By Silvio Marcacci
2 July 2013 — From CleanTechnica: Green building hasn’t always been a good investment for the retail and hospitality markets, but growing consumer demand and economic benefits have changed the equation – more than half of all new US projects will be “green” by 2015.
Tremendous green growth has occurred in these building sectors, roughly doubling from 2011 to 2013, according to McGraw Hill Construction’s Green Retail and Hospitality SmartMarket Report.
Green projects were defined as those built for high resource efficiency, LEED certification or other nationally recognized green building standards.
Even though inherent difficulties exist for these markets to go green, especially when compared to the booming residential green building sector, rising asset values and increased consumer demand for green goods are combining with decreased operating costs to make sustainable design and construction the new norm.
More Than Half Green Buildings By 2015
The growth of green building has been nothing short of spectacular over the past two years. The percentage of retail/restaurant owners reporting more than half their buildings as green jumped from 18 per cent in 2011 to 38 per cent in 2013, and should hit 52 per cent by 2015. In addition, the percentage of hotel owners reporting more than half their facilities as green rose from 28 per cent in 2011 to 48 per cent in 2013, expected to reach 62 per cent by 2015.

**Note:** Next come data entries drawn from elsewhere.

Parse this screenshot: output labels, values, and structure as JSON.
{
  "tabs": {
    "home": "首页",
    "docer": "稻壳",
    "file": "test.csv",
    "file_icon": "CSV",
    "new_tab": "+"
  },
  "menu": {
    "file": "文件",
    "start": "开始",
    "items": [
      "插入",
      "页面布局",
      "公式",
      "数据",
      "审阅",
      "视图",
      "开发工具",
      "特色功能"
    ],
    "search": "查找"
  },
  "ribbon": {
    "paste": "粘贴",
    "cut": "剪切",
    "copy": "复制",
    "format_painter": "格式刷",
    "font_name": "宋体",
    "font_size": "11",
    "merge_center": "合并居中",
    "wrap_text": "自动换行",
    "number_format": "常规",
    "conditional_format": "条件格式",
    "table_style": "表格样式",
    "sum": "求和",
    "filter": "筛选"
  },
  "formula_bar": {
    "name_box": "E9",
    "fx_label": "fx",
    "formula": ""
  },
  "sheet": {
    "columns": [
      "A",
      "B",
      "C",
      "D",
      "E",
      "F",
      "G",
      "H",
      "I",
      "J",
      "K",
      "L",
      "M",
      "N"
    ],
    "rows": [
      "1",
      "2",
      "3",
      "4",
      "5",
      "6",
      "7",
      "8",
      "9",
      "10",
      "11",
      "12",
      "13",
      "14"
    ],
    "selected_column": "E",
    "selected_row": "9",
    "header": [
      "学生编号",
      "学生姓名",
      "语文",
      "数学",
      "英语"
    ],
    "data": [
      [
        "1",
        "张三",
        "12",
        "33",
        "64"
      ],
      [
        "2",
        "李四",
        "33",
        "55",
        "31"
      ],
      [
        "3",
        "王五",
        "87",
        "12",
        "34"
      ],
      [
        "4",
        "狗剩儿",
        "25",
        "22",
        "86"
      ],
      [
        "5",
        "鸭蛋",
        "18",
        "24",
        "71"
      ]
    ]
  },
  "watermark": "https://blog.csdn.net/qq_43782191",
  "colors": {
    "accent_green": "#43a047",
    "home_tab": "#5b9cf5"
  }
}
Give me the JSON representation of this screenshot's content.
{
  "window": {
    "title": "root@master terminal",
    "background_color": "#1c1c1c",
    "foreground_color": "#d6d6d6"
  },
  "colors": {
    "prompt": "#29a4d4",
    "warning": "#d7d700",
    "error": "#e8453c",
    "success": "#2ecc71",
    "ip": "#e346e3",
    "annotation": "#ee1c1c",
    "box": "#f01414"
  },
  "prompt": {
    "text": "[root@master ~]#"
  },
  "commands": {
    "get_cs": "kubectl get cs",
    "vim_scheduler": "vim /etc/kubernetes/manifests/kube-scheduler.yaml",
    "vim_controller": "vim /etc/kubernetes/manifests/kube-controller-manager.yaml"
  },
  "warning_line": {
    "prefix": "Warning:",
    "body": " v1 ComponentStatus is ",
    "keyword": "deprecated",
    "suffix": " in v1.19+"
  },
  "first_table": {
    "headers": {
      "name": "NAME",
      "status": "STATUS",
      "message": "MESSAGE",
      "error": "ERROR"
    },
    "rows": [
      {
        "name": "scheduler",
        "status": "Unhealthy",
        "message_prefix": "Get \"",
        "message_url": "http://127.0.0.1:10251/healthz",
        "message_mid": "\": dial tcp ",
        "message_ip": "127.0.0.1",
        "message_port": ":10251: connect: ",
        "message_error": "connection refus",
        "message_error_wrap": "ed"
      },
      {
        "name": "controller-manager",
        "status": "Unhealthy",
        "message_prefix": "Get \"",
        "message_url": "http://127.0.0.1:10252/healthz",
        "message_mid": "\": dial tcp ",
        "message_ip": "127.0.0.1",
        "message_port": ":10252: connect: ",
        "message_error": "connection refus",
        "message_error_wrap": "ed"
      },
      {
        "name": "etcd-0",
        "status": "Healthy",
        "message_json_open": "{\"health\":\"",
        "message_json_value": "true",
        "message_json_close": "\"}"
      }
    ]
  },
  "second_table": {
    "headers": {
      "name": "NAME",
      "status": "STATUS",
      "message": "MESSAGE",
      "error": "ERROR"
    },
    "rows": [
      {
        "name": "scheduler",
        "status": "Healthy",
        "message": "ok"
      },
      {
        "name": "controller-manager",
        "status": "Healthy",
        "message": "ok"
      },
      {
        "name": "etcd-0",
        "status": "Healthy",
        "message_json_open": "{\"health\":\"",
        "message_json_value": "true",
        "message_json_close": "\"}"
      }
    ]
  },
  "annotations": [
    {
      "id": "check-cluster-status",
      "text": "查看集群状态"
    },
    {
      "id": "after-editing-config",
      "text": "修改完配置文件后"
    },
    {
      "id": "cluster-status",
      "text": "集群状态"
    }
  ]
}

While these increases are remarkable, they look even better considering why retail shops, restaurants, and hotels have lagged behind other building markets in going green. Unlike the predictable occupants and needs of schools and offices, the retail and hospitality markets must deal with higher HVAC requirements, transient occupants, long hours of operation and franchise ownership models.
Green Investments Equal Green ROI
Similar to the way rooftop solar boosts home values and resale, green building features are generating serious financial benefits. Asset values increase seven per cent for retail locations, 12 per cent for restaurants, and 11 per cent for hotels. Building return on investment jumps eight per cent for retail locations, 12 per cent for restaurants, and 14 per cent for hotels. Interestingly, annual operating costs dropped eight per cent for retail and four per cent for hotels, but increased for restaurants.
Energy efficiency was the largest driver of economic benefits for both markets. Fifty-eight per cent of retail/restaurant owners and 67 per cent of hotel owners reported lower energy use in their green buildings compared with non-green buildings, with both sectors enjoying a 15 per cent average decrease in energy consumption.
Customer And Employee Satisfaction Also Rise
Intangible returns, while not as easy to quantify but no less important, also keep piling up for business owners. Forty-six per cent of hotels that went green reported higher occupancy rates with 69 per cent seeing increased customer satisfaction.
In addition, 55 per cent of hotel owners and 50 per cent of retail owners saw an increase in sales velocity, while 69 per cent of hotel owners and 45 per cent of retail owners reported higher customer satisfaction. All of these results track with the 75 per cent increase in US green business sales from 2008-2011.
But perhaps more important for these customer service-focused industries, green buildings resulted in happier employees. 62 per cent of retail owners, 83 per cent of hotel owners, and 85 per cent of restaurant owners said green building activities had a positive impact on worker wellbeing and health. After all, who wants to call out of their shift when they get to work in a naturally lit, efficient and healthy space?
Significant Obstacles, Significant Opportunities
Even though the economic and reputational benefits of green building are clear for a majority of retail and hotel owners, significant obstacles remain for the industry. Nearly half of building owners in both sectors said perceived higher up-front capital costs prevented sustainability projects from moving forward, and more than a third reported greenwashing concerns about their projects could limit green activities.
This article first appeared on CleanTechnica